Data excerpts:
* * * * * * *

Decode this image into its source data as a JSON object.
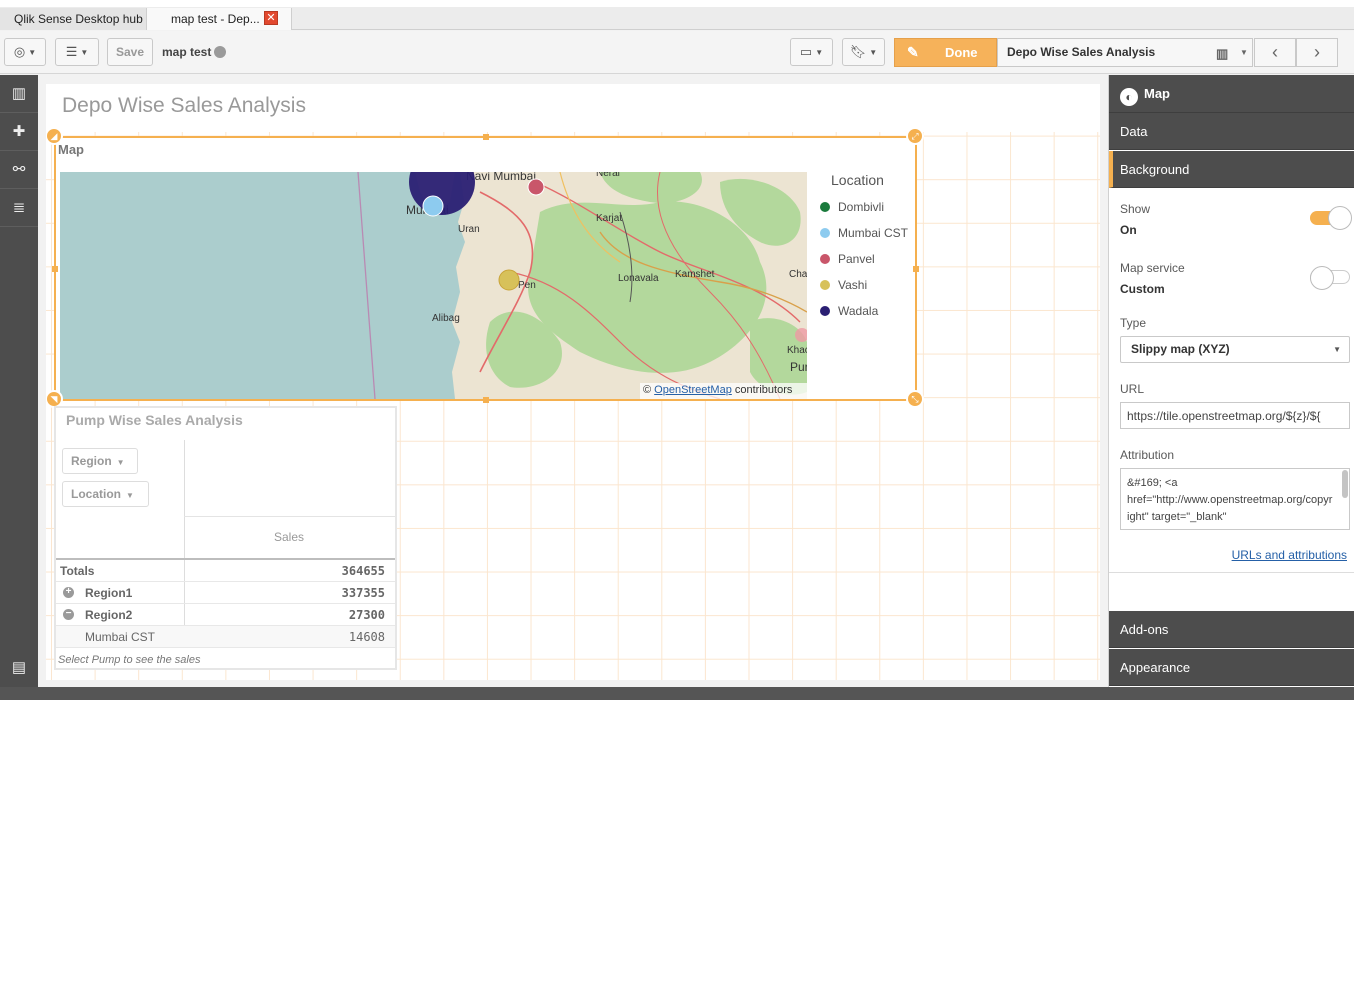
{
  "tabs": {
    "hub": "Qlik Sense Desktop hub",
    "current": "map test - Dep..."
  },
  "toolbar": {
    "save_label": "Save",
    "app_name": "map test",
    "done_label": "Done",
    "sheet_name": "Depo Wise Sales Analysis"
  },
  "sheet": {
    "title": "Depo Wise Sales Analysis"
  },
  "map": {
    "label": "Map",
    "legend_title": "Location",
    "legend": [
      {
        "name": "Dombivli",
        "color": "#1a7a3c"
      },
      {
        "name": "Mumbai CST",
        "color": "#8dcbef"
      },
      {
        "name": "Panvel",
        "color": "#c9566a"
      },
      {
        "name": "Vashi",
        "color": "#d7c15a"
      },
      {
        "name": "Wadala",
        "color": "#2a1f73"
      }
    ],
    "places": [
      "Navi Mumbai",
      "Neral",
      "Mumbai",
      "Karjat",
      "Uran",
      "Lonavala",
      "Kamshet",
      "Pen",
      "Alibag",
      "Cha",
      "Khac",
      "Pur"
    ],
    "attribution_prefix": "©",
    "attribution_link": "OpenStreetMap",
    "attribution_suffix": "contributors"
  },
  "pivot": {
    "title": "Pump Wise Sales Analysis",
    "dimensions": [
      "Region",
      "Location"
    ],
    "measure_header": "Sales",
    "rows": [
      {
        "label": "Totals",
        "value": "364655",
        "bold": true
      },
      {
        "label": "Region1",
        "value": "337355",
        "bold": true,
        "expander": "+"
      },
      {
        "label": "Region2",
        "value": "27300",
        "bold": true,
        "expander": "−"
      },
      {
        "label": "Mumbai CST",
        "value": "14608",
        "bold": false
      }
    ],
    "footer": "Select Pump to see the sales"
  },
  "properties": {
    "header": "Map",
    "sections": {
      "data": "Data",
      "background": "Background",
      "addons": "Add-ons",
      "appearance": "Appearance"
    },
    "show_label": "Show",
    "show_value": "On",
    "map_service_label": "Map service",
    "map_service_value": "Custom",
    "type_label": "Type",
    "type_value": "Slippy map (XYZ)",
    "url_label": "URL",
    "url_value": "https://tile.openstreetmap.org/${z}/${",
    "attribution_label": "Attribution",
    "attribution_value": "&#169; <a href=\"http://www.openstreetmap.org/copyright\" target=\"_blank\"",
    "urls_link": "URLs and attributions"
  },
  "colors": {
    "accent": "#f5b04f",
    "dark_panel": "#4d4d4d",
    "water": "#abcdcd",
    "land": "#eee8d8",
    "forest": "#a9d08e"
  }
}
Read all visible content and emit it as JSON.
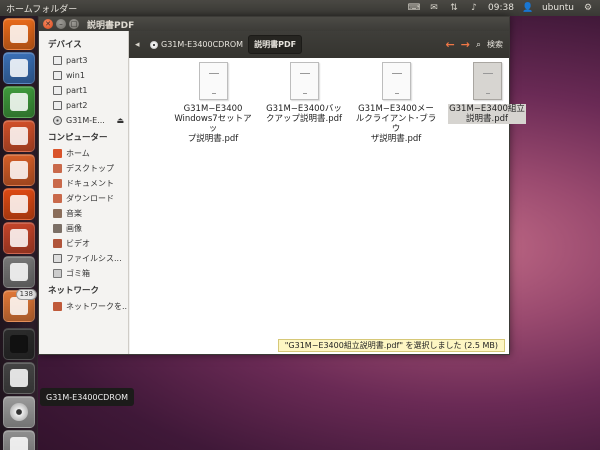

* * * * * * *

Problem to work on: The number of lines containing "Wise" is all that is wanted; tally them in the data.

Final answer: 3